Currently, you are a ‘weekend traveler.’ Do you ever think of quitting your job and launching into full-time travel?
Short answer – No, not in the near future. The weekend wandering helps me break the monotony.
Add in the holidays around the weekend, make it a long weekend or take off on weekdays to avoid the weekend crowd – I’m content with that.
But, sometime down the line, after many years – may be! When I plan/decide to retire from my day job ☺
Are there aspects of your thinking or personality that was shaped or has changed for the better due to travel?

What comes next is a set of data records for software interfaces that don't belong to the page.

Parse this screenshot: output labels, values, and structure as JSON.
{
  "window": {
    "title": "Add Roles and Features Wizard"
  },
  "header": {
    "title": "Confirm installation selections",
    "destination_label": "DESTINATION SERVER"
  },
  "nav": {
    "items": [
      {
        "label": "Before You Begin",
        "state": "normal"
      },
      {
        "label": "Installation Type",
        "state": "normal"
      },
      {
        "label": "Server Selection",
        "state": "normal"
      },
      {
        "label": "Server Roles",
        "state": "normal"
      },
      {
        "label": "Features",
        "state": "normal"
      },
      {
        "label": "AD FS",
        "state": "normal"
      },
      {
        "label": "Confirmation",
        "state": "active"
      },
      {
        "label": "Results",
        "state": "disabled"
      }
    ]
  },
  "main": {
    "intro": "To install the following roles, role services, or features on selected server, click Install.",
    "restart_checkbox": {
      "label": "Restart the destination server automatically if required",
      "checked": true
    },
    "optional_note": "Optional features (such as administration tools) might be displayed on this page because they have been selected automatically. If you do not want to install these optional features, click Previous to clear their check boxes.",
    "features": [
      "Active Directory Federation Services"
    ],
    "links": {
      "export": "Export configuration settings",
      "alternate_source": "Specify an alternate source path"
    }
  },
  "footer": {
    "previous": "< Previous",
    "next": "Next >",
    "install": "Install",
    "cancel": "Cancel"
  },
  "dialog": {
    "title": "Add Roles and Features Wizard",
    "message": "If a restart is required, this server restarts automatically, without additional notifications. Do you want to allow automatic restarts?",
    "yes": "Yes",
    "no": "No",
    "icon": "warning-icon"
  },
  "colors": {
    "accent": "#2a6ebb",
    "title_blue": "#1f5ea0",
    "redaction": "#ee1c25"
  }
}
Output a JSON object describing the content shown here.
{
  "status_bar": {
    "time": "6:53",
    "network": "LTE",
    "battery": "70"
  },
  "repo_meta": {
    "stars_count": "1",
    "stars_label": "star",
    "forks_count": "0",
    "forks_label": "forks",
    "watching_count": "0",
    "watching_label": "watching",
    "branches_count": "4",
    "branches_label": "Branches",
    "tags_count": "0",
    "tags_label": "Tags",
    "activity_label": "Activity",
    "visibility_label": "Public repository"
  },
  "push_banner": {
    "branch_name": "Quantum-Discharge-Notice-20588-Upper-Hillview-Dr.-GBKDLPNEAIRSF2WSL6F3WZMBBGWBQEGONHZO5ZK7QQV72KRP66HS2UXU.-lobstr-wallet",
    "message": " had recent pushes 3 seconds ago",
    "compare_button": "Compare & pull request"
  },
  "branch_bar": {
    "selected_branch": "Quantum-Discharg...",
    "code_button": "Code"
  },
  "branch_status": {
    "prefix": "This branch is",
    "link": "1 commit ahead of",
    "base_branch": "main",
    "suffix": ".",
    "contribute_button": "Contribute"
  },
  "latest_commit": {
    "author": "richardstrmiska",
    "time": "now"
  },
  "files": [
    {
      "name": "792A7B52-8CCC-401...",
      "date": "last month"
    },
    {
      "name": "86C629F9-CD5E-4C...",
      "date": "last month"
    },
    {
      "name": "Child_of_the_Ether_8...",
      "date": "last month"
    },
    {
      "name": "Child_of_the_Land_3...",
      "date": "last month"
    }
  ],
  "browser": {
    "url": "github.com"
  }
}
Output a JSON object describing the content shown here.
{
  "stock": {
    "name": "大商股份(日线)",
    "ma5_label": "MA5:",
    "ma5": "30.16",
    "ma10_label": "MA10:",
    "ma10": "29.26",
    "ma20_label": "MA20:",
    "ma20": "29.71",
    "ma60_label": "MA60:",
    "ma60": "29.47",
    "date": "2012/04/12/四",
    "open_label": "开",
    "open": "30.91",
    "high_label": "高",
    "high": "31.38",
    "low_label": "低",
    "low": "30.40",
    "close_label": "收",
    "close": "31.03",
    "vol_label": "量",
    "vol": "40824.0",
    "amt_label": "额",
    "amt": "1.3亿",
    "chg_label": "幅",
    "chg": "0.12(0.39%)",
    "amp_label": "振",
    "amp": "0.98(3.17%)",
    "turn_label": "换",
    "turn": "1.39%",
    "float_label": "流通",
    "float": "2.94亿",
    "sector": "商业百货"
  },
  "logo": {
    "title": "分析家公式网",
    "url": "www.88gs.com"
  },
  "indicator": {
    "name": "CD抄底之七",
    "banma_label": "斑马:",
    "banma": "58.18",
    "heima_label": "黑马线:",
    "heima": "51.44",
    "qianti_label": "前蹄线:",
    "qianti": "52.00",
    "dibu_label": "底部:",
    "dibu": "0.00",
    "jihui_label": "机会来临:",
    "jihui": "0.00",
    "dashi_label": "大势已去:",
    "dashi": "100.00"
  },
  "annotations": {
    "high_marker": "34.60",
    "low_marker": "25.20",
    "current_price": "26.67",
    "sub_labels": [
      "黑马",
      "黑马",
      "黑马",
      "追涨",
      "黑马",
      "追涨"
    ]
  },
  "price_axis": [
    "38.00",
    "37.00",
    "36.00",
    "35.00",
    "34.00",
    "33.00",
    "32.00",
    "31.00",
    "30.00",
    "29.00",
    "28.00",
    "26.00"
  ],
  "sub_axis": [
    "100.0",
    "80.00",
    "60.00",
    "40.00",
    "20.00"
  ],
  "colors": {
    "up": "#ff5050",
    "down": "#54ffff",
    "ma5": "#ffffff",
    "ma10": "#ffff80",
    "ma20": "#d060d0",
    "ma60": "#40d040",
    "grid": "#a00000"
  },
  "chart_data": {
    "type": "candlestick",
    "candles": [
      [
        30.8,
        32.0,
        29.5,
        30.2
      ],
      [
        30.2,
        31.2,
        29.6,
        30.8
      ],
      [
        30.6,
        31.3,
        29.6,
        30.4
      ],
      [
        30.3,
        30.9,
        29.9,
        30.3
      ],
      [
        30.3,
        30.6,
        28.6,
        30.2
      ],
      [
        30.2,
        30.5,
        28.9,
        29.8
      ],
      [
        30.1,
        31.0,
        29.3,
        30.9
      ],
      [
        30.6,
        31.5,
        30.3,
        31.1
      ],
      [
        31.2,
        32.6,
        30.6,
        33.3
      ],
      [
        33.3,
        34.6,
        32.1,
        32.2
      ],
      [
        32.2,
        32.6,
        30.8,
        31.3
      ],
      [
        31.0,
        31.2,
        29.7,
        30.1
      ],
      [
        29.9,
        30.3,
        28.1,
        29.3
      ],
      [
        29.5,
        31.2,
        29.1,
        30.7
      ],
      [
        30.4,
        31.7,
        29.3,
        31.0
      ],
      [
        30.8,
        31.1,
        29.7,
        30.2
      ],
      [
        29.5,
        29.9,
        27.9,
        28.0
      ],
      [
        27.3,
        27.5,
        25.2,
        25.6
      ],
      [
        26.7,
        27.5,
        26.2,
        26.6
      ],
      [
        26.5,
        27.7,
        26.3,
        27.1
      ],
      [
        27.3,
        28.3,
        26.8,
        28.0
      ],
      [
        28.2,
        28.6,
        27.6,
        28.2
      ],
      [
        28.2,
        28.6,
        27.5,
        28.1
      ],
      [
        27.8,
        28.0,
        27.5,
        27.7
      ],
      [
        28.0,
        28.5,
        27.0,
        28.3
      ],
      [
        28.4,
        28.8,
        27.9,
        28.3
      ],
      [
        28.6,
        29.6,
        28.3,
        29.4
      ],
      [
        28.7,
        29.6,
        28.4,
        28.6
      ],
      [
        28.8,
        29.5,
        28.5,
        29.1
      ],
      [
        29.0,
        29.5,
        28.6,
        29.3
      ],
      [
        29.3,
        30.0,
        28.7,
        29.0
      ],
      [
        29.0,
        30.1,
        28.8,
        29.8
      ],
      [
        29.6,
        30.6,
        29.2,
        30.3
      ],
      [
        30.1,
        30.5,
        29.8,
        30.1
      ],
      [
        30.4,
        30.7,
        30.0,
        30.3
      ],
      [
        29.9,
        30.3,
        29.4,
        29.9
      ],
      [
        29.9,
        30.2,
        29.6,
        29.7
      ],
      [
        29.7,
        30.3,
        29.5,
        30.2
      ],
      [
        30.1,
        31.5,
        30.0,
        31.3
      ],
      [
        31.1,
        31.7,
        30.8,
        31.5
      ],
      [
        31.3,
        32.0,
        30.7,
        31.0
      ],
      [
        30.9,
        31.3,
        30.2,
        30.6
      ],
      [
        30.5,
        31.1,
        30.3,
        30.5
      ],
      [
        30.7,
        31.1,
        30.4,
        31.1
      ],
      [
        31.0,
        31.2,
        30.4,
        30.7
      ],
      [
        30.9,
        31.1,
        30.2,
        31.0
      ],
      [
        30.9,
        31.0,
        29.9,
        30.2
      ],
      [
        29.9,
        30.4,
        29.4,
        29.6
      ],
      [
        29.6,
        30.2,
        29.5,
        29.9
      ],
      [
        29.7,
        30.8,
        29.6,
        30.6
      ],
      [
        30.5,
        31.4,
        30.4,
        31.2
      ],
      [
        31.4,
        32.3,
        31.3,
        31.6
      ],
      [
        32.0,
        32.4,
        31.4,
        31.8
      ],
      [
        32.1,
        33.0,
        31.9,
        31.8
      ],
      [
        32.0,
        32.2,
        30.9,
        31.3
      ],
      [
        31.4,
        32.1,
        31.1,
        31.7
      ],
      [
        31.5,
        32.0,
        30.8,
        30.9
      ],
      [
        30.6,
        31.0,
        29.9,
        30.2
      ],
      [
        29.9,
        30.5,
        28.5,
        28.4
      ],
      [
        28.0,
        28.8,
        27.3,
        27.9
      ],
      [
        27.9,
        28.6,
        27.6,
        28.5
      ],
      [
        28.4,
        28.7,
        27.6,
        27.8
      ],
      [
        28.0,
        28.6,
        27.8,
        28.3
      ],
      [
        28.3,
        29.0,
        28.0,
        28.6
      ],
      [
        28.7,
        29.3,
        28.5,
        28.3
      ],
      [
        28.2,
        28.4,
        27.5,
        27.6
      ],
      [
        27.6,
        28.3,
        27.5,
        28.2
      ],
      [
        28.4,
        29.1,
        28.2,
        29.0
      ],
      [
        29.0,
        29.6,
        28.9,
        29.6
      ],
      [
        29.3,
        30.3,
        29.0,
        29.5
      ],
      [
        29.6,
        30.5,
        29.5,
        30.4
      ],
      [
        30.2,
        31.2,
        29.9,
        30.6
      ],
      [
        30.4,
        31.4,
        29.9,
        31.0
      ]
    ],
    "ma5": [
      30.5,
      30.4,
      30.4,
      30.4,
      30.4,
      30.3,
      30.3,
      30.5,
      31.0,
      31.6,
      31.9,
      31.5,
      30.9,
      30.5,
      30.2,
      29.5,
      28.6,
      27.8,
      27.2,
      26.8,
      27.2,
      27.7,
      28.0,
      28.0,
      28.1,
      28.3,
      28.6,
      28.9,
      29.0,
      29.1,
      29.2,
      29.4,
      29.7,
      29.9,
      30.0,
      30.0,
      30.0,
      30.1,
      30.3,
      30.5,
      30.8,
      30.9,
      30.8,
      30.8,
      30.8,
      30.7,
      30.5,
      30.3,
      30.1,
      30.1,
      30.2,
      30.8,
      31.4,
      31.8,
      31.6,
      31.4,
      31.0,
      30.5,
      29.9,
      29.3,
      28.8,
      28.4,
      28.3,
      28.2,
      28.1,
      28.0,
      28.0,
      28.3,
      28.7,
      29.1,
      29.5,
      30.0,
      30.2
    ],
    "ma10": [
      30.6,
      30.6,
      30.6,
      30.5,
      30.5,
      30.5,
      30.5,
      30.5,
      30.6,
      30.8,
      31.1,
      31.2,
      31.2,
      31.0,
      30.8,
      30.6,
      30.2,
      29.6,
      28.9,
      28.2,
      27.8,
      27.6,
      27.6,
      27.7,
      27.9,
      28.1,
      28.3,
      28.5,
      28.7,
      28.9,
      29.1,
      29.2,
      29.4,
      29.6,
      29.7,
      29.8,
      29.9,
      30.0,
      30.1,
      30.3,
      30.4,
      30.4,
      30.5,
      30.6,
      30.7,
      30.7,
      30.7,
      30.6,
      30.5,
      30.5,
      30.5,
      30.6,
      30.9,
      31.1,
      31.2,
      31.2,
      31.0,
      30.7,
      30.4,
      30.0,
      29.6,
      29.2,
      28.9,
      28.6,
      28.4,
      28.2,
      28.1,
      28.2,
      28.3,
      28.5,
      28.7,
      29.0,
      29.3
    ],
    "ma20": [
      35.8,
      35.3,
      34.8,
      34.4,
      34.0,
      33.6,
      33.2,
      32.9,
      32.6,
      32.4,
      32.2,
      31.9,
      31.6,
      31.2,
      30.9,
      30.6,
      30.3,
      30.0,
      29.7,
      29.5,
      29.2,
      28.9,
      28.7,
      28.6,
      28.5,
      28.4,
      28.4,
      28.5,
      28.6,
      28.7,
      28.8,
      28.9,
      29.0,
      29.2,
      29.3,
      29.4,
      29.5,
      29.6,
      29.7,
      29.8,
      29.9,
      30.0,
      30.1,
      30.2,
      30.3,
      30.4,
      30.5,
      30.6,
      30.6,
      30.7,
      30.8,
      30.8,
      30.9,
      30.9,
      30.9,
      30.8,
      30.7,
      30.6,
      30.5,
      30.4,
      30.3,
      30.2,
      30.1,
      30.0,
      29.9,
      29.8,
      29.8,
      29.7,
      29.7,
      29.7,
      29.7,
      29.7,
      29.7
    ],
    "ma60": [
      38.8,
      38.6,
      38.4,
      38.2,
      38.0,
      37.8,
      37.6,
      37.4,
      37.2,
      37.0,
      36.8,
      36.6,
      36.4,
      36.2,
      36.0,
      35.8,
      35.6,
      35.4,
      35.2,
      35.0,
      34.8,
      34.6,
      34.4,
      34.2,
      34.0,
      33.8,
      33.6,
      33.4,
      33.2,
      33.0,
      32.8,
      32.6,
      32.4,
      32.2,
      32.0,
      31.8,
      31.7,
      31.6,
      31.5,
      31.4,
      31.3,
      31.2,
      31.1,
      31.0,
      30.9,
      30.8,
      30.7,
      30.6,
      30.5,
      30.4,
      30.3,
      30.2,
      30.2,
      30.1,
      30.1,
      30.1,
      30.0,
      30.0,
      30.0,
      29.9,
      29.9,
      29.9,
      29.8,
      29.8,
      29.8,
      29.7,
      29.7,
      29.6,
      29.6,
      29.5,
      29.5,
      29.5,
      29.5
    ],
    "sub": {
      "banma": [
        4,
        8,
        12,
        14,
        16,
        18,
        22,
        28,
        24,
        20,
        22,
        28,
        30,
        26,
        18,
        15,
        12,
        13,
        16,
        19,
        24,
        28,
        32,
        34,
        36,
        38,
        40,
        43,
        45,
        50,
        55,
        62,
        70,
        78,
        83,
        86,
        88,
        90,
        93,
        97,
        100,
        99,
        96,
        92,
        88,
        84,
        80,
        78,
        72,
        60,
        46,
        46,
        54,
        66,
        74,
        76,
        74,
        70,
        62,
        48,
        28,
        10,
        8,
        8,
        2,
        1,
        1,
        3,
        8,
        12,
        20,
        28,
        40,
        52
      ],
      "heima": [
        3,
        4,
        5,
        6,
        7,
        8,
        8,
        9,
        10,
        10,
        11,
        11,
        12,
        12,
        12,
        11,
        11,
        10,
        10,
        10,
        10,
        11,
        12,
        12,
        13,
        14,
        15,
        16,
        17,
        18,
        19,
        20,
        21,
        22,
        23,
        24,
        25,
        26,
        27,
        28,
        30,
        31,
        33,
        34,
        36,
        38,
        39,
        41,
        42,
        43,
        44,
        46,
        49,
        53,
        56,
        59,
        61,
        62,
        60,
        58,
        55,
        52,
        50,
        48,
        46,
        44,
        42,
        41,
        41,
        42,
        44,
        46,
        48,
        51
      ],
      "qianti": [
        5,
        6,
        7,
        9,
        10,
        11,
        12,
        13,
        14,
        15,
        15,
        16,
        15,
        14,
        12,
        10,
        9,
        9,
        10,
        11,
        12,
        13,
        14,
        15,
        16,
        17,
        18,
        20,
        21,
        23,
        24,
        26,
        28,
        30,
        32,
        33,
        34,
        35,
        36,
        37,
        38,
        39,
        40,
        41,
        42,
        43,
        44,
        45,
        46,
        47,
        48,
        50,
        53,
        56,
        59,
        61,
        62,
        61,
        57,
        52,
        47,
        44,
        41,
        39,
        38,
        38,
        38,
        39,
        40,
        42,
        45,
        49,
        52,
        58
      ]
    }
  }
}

When I look back, I realize that the initial days of wandering were more like trying to escape from something (I still don’t know from what and why!).
It was just zoom from place A to place B and then go on again – more of a restless roaming around. As I grew older (and wiser – I think I got a bit wiser at least), the way I travel changed. A good friend always used to talk about the difference between a tourist and a traveler. I think somewhere during these years, I transitioned from the former to latter.
You are also a long distance runner. Have you thought of traveling to other places to take part in marathons and experience the place through running?
Most probably this one will be an addition to my India bucket list soon – run marathons in every state and union territory of India.
While doing that I can plan a vacation around the running event – ‘Runcation’, a recent term coined by crazy runners! So far, all my running events were in and around Bangalore. I guess it’s time for the next level ☺
How do you define frugal traveling? What are the good and bad (if any!) aspects of frugal travel?
Keep the expenses minimal – only for the necessities.
One example: I did a three-day cycling tour with a friend. I spent about Rs. 2400 for the entire trip – which included bus fare (to & from – overnight journey) carrying our cycles, accommodation, and food.
There are two aspects to being frugal. One is that I don’t feel much pinch in my pocket. For example, why go to an exorbitant place for lunch/dinner? I prefer a small restaurant to try out the local cuisine. I attribute being frugal to my upbringing – why splurge unnecessarily? But sometimes I throw away all this and enjoy what life has to offer.
What is your favorite, inspirational travel quote?
It’s the journey that counts not the destination. ☺
You can find our more Prashanth’s travels on his website, Payaniga
All images here are copyrighted to Prashanth.0